EXERCISE GOAL:
Collect each line of the entries that holds the string "shortcut".

(DATA IN THIS EXERCISE)

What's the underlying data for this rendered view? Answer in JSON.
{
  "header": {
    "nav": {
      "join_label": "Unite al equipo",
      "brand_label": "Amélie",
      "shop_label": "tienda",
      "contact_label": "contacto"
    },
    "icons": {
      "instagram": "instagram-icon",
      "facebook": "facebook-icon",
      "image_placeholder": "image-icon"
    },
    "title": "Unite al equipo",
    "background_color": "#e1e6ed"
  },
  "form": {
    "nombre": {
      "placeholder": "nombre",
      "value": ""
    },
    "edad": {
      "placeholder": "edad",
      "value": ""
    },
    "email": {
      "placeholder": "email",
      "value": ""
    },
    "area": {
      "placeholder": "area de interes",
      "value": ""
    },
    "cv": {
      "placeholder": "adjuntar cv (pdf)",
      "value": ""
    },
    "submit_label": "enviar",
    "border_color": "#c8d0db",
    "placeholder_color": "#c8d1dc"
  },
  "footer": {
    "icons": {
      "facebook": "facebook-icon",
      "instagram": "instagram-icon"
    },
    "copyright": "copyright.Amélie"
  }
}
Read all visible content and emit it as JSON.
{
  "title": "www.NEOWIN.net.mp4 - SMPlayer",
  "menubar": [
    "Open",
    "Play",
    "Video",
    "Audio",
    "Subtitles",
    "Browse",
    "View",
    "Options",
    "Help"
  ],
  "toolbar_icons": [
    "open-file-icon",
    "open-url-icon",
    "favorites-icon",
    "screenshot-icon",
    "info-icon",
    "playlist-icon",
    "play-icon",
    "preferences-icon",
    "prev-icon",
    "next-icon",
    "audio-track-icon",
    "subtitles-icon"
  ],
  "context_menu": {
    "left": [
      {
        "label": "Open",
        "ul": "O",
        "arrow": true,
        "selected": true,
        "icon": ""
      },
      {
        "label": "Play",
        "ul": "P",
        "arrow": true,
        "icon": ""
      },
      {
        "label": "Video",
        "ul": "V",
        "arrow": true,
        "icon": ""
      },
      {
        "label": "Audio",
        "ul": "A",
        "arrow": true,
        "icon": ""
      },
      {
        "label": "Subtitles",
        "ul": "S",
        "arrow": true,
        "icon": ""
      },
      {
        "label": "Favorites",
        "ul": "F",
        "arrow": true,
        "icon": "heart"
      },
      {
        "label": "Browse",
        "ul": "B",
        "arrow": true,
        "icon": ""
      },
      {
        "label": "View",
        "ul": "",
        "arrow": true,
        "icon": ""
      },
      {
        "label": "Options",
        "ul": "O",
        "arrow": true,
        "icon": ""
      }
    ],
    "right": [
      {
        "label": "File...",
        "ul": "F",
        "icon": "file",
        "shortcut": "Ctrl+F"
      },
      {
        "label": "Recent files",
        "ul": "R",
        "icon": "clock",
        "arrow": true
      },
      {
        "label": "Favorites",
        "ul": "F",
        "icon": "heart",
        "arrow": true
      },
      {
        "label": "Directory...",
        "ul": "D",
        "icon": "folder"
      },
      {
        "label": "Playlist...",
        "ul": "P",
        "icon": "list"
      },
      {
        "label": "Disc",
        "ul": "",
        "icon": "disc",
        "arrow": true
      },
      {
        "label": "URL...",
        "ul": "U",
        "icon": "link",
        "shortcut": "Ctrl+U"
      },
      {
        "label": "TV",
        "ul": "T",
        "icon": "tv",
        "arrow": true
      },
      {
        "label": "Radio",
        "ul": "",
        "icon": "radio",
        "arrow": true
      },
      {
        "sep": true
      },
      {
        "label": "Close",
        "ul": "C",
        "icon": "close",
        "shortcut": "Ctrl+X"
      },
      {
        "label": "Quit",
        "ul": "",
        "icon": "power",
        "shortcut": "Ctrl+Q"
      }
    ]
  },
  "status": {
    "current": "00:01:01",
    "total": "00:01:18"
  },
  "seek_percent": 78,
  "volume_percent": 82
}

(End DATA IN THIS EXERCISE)

SOLUTION:
        "shortcut": "Ctrl+F"
        "shortcut": "Ctrl+U"
        "shortcut": "Ctrl+X"
        "shortcut": "Ctrl+Q"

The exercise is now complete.